**** Data for the task ****

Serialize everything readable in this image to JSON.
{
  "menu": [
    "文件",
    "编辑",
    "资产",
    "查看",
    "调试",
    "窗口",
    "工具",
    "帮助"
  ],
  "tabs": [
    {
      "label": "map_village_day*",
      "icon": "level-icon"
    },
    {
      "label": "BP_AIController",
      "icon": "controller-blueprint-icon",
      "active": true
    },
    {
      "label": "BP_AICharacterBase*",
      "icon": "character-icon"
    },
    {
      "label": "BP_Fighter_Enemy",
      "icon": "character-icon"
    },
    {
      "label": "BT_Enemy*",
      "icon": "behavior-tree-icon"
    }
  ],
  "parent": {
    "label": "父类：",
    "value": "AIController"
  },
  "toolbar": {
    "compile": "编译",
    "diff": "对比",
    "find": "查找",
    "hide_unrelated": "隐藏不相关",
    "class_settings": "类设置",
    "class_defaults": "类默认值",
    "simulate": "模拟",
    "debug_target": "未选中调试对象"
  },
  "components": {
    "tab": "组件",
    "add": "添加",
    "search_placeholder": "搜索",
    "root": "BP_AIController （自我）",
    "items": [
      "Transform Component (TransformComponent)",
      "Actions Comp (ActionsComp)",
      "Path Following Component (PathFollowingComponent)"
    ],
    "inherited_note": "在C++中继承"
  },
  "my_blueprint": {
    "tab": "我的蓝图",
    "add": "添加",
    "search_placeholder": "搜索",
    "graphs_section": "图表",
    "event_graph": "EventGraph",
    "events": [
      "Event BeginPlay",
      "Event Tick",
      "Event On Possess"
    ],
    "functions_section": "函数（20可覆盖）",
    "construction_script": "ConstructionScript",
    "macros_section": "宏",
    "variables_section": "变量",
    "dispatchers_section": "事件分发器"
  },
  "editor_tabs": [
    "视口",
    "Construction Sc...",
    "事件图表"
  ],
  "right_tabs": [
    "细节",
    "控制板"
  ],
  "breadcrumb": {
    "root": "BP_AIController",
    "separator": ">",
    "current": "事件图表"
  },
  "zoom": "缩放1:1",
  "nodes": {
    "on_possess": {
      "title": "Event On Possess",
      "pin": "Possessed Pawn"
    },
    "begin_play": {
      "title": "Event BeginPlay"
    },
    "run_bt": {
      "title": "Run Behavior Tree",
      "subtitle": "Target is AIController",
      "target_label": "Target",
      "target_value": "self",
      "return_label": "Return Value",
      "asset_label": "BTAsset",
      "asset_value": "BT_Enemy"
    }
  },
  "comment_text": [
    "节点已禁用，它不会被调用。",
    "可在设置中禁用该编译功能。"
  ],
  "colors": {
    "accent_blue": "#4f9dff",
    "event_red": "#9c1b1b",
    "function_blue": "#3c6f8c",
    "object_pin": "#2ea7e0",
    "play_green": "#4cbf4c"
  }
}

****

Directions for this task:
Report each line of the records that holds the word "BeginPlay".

Task solution:
      "Event BeginPlay",
      "title": "Event BeginPlay"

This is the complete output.